## Exercise
Where does the word "this" appear in the entries below? Copy each line that holds it.

## Exercise inputs
=== Begin Enclosure ===

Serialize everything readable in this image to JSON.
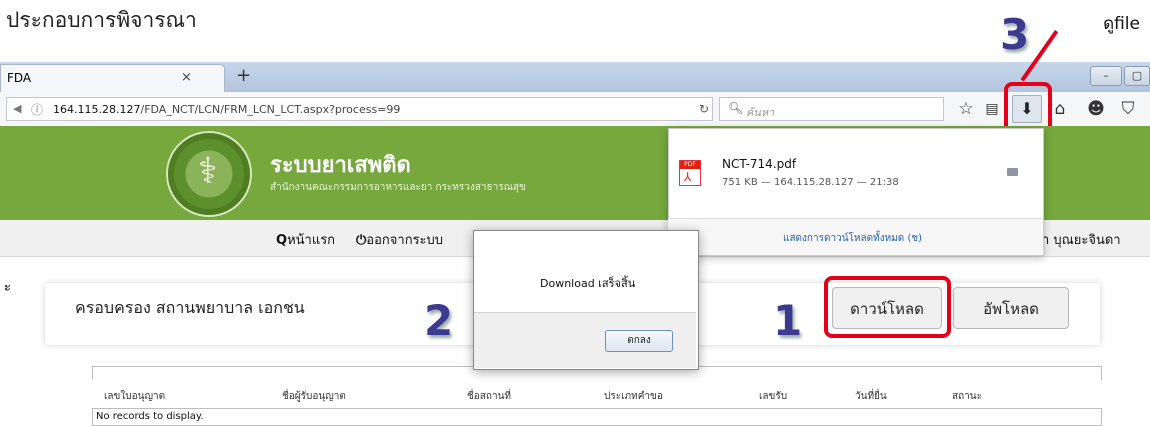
{
  "annotation": {
    "heading": "ประกอบการพิจารณา",
    "view_file_label": "ดูfile",
    "step1": "1",
    "step2": "2",
    "step3": "3"
  },
  "browser": {
    "tab_title": "FDA",
    "tab_close": "×",
    "new_tab": "+",
    "url_host": "164.115.28.127",
    "url_path": "/FDA_NCT/LCN/FRM_LCN_LCT.aspx?process=99",
    "search_placeholder": "ค้นหา",
    "icons": [
      "star-icon",
      "reading-list-icon",
      "download-icon",
      "home-icon",
      "smiley-icon",
      "pocket-icon"
    ],
    "window_controls": [
      "–",
      "▢"
    ]
  },
  "site": {
    "brand_title": "ระบบยาเสพติด",
    "brand_subtitle": "สำนักงานคณะกรรมการอาหารและยา กระทรวงสาธารณสุข",
    "menu": [
      "หน้าแรก",
      "ออกจากระบบ"
    ],
    "user_name": "า บุณยะจินดา",
    "side_mark": "ะ"
  },
  "card": {
    "title": "ครอบครอง สถานพยาบาล เอกชน",
    "download_button": "ดาวน์โหลด",
    "upload_button": "อัพโหลด"
  },
  "grid": {
    "columns": [
      "เลขใบอนุญาต",
      "ชื่อผู้รับอนุญาต",
      "ชื่อสถานที่",
      "ประเภทคำขอ",
      "เลขรับ",
      "วันที่ยื่น",
      "สถานะ"
    ],
    "empty_text": "No records to display."
  },
  "download_panel": {
    "file_name": "NCT-714.pdf",
    "file_meta": "751 KB — 164.115.28.127 — 21:38",
    "show_all": "แสดงการดาวน์โหลดทั้งหมด (ช)",
    "pdf_badge": "PDF"
  },
  "dialog": {
    "message": "Download เสร็จสิ้น",
    "ok_button": "ตกลง"
  },
  "colors": {
    "banner_green": "#76a83e",
    "highlight_red": "#e3001b",
    "step_number": "#3b3a8f"
  }
}
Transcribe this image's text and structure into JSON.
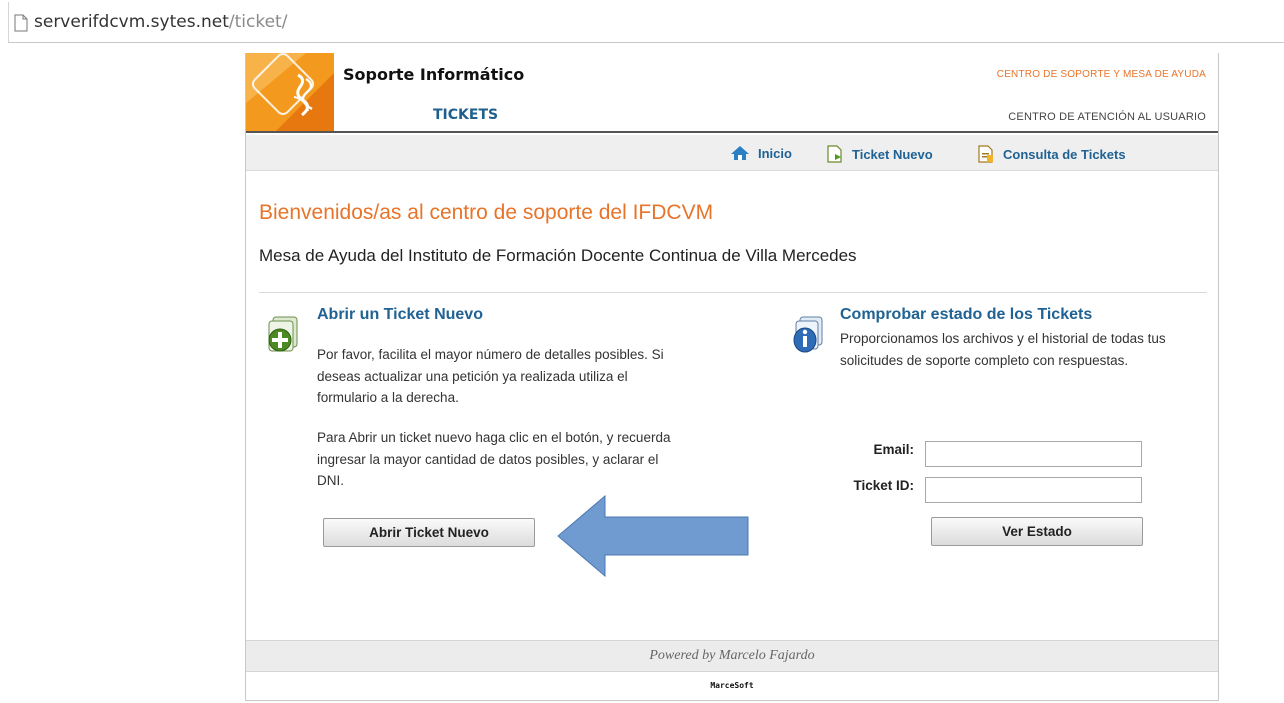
{
  "browser": {
    "url_host": "serverifdcvm.sytes.net",
    "url_path": "/ticket/"
  },
  "header": {
    "brand_title": "Soporte Informático",
    "brand_subtitle": "TICKETS",
    "right_top": "CENTRO DE SOPORTE Y MESA DE AYUDA",
    "right_bottom": "CENTRO DE ATENCIÓN AL USUARIO"
  },
  "nav": {
    "items": [
      {
        "label": "Inicio",
        "icon": "home-icon"
      },
      {
        "label": "Ticket Nuevo",
        "icon": "new-ticket-icon"
      },
      {
        "label": "Consulta de Tickets",
        "icon": "ticket-status-icon"
      }
    ]
  },
  "main": {
    "welcome": "Bienvenidos/as al centro de soporte del IFDCVM",
    "subtitle": "Mesa de Ayuda del Instituto de Formación Docente Continua de Villa Mercedes",
    "left": {
      "title": "Abrir un Ticket Nuevo",
      "para1": "Por favor, facilita el mayor número de detalles posibles. Si deseas actualizar una petición ya realizada utiliza el formulario a la derecha.",
      "para2": "Para Abrir un ticket nuevo haga clic en el botón, y recuerda ingresar la mayor cantidad de datos posibles, y aclarar el DNI.",
      "button": "Abrir Ticket Nuevo"
    },
    "right": {
      "title": "Comprobar estado de los Tickets",
      "para": "Proporcionamos los archivos y el historial de todas tus solicitudes de soporte completo con respuestas.",
      "email_label": "Email:",
      "email_value": "",
      "ticket_label": "Ticket ID:",
      "ticket_value": "",
      "button": "Ver Estado"
    }
  },
  "footer": {
    "powered": "Powered by Marcelo Fajardo",
    "brand": "MarceSoft"
  },
  "colors": {
    "accent_orange": "#e8742a",
    "link_blue": "#1f6293",
    "annotation_arrow": "#6f9bd1"
  }
}
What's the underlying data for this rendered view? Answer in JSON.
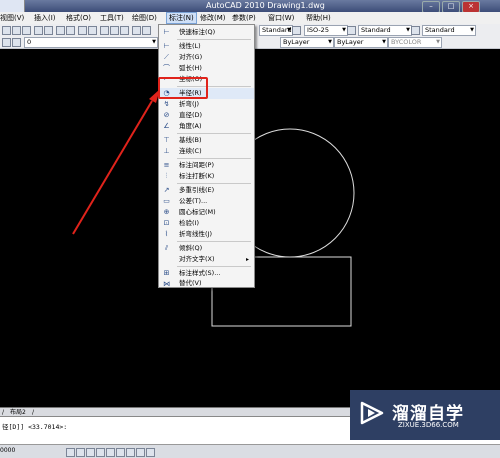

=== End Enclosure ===

## Answer box
Serialize everything readable in this image to JSON.
Transcribe this image's text and structure into JSON.
What's the underlying data for this rendered view? Answer in JSON.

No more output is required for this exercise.